The coronavirus crisis has transformed life in Costa Rica, which has enacted measures to protect the capacity of its health system.
Here’s what you should know as a new day starts in Costa Rica:
AmCham pushes for flights from U.S.
The Costa Rican-American Chamber of Commerce on Monday asked that the government allow commercial flights from the United States “as soon as possible” in order to help revive the tourism sector.
“Most of the airlines that fly to Costa Rica come from the United States and provide the highest frequency of direct flights,” Gisela Sánchez, President of AmCham, said in a statement. “Historically, U.S. citizens make up the largest group of tourists, making it illogical to exclude them.
“We believe that, applying the same regulation proposed for other countries, they should be able to enter our country.”
Starting this month, Costa Rica is welcoming foreign tourists from certain countries. The United States, which leads the world in confirmed coronavirus cases and deaths, is not on the current list.
AmCham indicated that it generally supports Costa Rica’s current requirements for arriving tourists — with some modifications. It asked that the validity of a negative coronavirus test be extended to 72 hours, and that tourists be allowed to choose their travel insurance policy.
“Every visitor should be free to purchase their preferred insurance, including from local and international providers,” Sánchez said. “Mandating a single supplier is going to result in some tourists dismissing our country as a destination.”
The first commercial flight since mid-March landed Monday night at Juan Santamaría International Airport. The Iberia flight arrived from Spain with 210 passengers.
Mayors ask for easing of restrictions
The Municipalities of Mora, Escazú and Mora have asked that their cantons be elevated to a Yellow Alert, a move which would permit businesses to remain open throughout the “Closed Phase” that starts August 10.
“We maintain close contact with authorities of the Central Government and express our request to change the alert, among other series of actions that benefit and improve the current situation of our canton,” the Municipality of Mora shared on Facebook.
Alfonso Jiménez, Mayor of Mora, reportedly indicated that municipal police would not enforce the driving restrictions, leaving that responsibility to traffic police. Instead, he said, municipal police will attend to other matters, including dispersing large gatherings.

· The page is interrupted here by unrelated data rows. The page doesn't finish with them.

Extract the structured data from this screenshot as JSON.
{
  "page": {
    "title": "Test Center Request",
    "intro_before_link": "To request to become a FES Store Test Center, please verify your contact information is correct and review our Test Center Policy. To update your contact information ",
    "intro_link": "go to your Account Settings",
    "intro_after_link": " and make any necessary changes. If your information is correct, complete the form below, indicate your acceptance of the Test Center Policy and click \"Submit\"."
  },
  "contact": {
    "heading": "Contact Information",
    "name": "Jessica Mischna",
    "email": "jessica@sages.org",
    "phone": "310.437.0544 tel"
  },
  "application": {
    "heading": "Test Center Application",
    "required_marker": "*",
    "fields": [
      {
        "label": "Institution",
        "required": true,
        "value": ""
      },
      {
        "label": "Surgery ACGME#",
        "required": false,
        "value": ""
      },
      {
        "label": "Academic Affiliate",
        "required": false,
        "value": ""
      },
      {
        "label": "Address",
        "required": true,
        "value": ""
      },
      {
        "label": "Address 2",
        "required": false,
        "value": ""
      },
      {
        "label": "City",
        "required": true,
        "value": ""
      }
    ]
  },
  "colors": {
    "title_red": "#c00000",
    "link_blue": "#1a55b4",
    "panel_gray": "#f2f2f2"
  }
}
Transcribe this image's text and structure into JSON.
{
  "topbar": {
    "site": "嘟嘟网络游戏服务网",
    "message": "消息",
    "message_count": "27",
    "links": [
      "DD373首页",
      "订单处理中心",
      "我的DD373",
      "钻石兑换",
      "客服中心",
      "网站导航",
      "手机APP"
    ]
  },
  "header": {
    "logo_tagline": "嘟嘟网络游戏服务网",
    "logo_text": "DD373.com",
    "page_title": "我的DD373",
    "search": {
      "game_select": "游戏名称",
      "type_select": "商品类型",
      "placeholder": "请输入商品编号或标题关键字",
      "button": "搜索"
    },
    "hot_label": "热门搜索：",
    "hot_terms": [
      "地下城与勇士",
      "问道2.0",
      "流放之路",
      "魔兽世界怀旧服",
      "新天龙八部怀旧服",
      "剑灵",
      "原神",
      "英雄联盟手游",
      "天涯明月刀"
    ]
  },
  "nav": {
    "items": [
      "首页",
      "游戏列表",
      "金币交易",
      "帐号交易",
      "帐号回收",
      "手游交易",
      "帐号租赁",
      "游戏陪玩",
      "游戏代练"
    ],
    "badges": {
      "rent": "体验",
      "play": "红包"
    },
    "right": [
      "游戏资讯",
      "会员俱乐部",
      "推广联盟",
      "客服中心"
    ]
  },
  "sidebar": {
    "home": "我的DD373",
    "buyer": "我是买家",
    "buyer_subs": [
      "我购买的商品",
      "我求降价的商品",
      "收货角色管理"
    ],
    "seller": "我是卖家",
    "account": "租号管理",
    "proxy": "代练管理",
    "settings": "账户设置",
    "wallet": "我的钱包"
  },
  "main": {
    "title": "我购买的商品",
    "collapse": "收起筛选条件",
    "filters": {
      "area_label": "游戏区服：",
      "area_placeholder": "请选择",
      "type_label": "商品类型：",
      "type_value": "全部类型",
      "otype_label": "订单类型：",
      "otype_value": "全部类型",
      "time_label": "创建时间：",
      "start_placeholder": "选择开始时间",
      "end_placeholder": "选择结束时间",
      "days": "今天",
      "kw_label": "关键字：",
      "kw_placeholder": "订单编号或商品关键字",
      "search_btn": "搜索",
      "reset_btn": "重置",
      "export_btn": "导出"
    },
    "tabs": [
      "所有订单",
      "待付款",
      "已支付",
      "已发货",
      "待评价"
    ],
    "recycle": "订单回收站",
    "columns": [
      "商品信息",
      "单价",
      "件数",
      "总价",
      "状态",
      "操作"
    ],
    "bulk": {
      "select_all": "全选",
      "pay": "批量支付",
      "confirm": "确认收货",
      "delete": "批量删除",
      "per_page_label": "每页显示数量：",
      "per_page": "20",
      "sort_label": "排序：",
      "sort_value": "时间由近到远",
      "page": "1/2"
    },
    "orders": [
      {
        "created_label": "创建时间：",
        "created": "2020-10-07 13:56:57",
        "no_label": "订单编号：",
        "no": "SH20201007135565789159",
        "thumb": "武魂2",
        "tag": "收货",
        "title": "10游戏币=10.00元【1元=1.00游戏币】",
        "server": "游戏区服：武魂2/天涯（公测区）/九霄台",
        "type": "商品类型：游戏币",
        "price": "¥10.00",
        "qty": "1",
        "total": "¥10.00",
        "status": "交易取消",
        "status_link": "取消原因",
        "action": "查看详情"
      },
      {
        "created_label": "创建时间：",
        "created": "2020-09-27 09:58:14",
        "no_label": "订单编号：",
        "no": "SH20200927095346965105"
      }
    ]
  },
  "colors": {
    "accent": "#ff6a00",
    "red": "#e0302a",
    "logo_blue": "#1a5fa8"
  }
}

When asked about the municipalities, Health Minister Daniel Salas on Monday indicated that an inter-institutional roundtable determines the alerts, and that mayors are invited to the the dialogue.
“Nothing is written concretely, inflexibly, but we try to give that capacity for planning,” Salas said of the August measures.
The mid-August “Closed Phase” is meant to help health authorities isolate any new coronavirus outbreaks in the Greater Metropolitan Area, the current coronavirus epicenter. However, the associated business closures affect Mother’s Day and will exacerbate the economic crisis.
Law firms seek clarification on borders
Outlier Legal and other law firms have asked the Costa Rican government to clarify the new border-restriction guidelines.
“The information received thus far is extremely confusing and contradicting,” Outlier Legal’s Irene Brenes wrote in a blog post.
In their communication, Outlier Legal cited the uncertainty regarding:
- Whether parents of Costa Rican nationals and spouses of Costa Rican nationals can enter Costa Rica in August.
- Whether people can enter Costa Rica with a DIMEX that appears expired but has been automatically extended until Sept. 30.
- Whether people with approved residencies but who do not yet have their DIMEX card can enter Costa Rica.
“Transit of Residents and people with applications in progress is much more restricted now than when borders were closed,” Brenes wrote.